How is osteomyelitis classified?
Acute or chronic.
In adults, osteomyelitis is caused by?
In children, osteomyelitis is caused by?
Presentation of osteomyelitis
Severe bone pain
Swelling, redness and warmth in the affected area.
Who is at risk of developing osteomyelitis?
IV drug users, circulation disorders e.g. (poorly controlled diabetics, sickle cell disease, peripheral vascular disease), recent fracture or op, immunocompromised.
What is a clue that osteomyelitis is developing after an open fracture?
Non union and poor wound healing.
What organisms cause osteomyelitis after an open fracture?
Aerobic gram negative bacteria.
Treatment of an open fracture osteomyelitis
Soft tissue cover.
What organisms are likely to cause osteomyelitis in a diabetic?
Presentation of diabetics with osteomyelitis? and treatment?
Diabetics tend to lose their nociceptive reflex- and therefore don't feel pain.
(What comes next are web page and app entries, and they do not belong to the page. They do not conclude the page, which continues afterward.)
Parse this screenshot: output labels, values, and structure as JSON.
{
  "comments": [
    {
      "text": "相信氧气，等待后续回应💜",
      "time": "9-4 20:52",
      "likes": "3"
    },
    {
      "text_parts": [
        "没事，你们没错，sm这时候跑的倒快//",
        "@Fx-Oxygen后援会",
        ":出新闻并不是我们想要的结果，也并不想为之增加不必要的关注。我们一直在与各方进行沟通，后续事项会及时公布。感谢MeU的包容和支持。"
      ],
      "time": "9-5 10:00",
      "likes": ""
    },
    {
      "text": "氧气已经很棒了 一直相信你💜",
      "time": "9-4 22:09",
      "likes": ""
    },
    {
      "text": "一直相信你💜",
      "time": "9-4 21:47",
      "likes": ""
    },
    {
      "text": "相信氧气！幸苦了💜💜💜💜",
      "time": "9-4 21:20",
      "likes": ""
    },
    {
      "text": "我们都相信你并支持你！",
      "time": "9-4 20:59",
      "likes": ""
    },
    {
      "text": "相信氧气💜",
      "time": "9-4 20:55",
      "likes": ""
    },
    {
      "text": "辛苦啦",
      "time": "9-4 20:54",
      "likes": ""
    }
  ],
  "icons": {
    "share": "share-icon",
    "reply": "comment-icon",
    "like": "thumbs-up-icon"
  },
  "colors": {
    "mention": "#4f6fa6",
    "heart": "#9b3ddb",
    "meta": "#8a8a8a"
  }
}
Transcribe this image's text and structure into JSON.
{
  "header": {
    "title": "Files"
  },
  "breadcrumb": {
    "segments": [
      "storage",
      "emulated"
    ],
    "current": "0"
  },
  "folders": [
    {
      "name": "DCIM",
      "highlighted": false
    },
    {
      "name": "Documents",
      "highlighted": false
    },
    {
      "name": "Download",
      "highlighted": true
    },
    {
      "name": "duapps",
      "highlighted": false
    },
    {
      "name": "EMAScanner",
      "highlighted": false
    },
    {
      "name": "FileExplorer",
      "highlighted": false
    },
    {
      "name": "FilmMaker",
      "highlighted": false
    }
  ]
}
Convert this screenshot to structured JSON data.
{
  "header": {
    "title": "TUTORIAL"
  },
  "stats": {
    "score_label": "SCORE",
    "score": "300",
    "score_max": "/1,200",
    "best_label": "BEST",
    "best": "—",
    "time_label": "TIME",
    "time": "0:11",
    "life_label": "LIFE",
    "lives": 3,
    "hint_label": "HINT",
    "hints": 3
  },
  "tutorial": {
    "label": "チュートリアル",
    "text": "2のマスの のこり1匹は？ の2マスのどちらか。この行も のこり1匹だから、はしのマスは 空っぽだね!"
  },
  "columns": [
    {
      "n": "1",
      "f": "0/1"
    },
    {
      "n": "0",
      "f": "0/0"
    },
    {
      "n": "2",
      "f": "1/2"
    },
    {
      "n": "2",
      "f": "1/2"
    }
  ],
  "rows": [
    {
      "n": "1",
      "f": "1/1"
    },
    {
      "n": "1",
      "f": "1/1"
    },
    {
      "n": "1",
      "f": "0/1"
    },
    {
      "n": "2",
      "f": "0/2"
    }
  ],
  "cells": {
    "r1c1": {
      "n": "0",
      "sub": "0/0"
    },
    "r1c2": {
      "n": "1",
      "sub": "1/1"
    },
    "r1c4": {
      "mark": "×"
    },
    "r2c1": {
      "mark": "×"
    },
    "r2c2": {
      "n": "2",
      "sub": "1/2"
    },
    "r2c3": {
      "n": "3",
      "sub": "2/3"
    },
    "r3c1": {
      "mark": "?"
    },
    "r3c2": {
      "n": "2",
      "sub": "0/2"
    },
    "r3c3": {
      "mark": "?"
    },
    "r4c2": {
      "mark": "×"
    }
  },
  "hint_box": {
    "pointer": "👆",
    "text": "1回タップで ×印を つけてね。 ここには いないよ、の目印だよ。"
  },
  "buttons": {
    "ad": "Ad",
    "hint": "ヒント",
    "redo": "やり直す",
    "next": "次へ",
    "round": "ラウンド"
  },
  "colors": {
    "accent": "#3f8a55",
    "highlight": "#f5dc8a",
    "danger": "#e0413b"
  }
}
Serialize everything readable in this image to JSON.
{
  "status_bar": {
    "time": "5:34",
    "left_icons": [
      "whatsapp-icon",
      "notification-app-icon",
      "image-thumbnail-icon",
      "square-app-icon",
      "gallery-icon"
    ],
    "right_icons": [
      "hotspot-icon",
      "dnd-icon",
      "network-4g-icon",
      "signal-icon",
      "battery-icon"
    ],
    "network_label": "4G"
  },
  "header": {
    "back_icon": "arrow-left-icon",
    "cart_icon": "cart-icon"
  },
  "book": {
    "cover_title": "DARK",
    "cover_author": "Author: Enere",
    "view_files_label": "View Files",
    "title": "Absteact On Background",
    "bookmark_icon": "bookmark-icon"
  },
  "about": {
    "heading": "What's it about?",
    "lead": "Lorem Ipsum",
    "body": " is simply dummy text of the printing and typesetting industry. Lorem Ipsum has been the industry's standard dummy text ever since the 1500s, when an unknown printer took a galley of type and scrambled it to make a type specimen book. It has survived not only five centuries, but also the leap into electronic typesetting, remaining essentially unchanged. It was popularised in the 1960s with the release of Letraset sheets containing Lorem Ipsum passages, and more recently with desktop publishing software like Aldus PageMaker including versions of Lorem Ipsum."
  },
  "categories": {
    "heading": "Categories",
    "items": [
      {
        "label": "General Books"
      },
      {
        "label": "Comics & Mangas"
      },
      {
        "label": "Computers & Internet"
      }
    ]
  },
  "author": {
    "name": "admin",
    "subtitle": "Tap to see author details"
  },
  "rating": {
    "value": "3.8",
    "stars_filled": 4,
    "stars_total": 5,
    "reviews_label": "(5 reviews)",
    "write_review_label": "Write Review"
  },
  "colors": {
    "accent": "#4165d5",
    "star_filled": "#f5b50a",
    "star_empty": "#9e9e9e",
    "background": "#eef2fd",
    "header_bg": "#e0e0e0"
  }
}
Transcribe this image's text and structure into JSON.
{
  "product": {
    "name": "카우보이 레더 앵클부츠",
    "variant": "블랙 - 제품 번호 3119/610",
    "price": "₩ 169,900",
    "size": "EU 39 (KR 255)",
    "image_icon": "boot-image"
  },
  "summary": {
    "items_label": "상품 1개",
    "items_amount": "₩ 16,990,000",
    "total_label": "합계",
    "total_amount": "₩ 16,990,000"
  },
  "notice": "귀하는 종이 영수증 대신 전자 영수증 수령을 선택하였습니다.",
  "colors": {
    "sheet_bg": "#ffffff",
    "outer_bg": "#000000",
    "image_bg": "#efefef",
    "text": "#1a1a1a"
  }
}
Can often put a probe straight to the bone.
Treatment- debridement and antibiotics.
Who is likely to get haematogenous osteomyelitis?
Pre pubertal children, people who inject drugs, central lines, dialysis and the elderly.
Organisms likely to cause haematogenous osteomyelitis?
Unusual pathogens- pseudomonas, candida, eikenella corrodens (needle lickers), mycobacterium tb.
Patients on dialysis are most likely to have which organisms causing the osteomyelitis?
staph aureus in the most common.
How would someone with vertebral osteomyelitis present clinically?
Only have a fever.
Insidious pain and tenderness (they will jump if you touch their vertebrae)
sometimes neurological symptoms
Sometimes increased inflammatory markers.
Treatment of vertebral osteomyelitis?
Drainage of any epidural/paravertebral abscesses.
Antimicrobials for 6 weeks
Expect greater than 50% decrease in ESR
What organisms release Panton valentine leucocidin?
MSSA and MRSA.
Will the lab tell you if your staph aureus releases PVL?
nope- have to ask for it.
What does PVL release from staph aureus cause?
Very sick patient.
Severe skin infections, necrotising pneumonias, invasive.
What would you treat PVL releasing staph aureus with?
Flucloxicillin and an antitoxin.
When is PVL producing staph aureus likely to cause osteomyelitis?
In patients with prosthetic joint infections.
Treatment of prosthetic joint osteomyelitis?
Ideally removal of prosthesis for 6 weeks. Reimplant with antibiotic therapy.
What organisms are likely to cause sickle cell osteomyelitis?
What is gauchers disease? If it becomes infected what is the likely organism?
Lysosomal storage disorder. May mimic bone crisis and often affects the tibia.
Sterile- if bone crisis
Staph aureus if infected.
What are the common bacterial causes of septic arthritis??
-coagulase neg staph
What is tetanus?
Bacteria that produces neurotoxin cause spastic paralysis.
What organisms cause tetanus?
Gram positive and strictly anaerobic.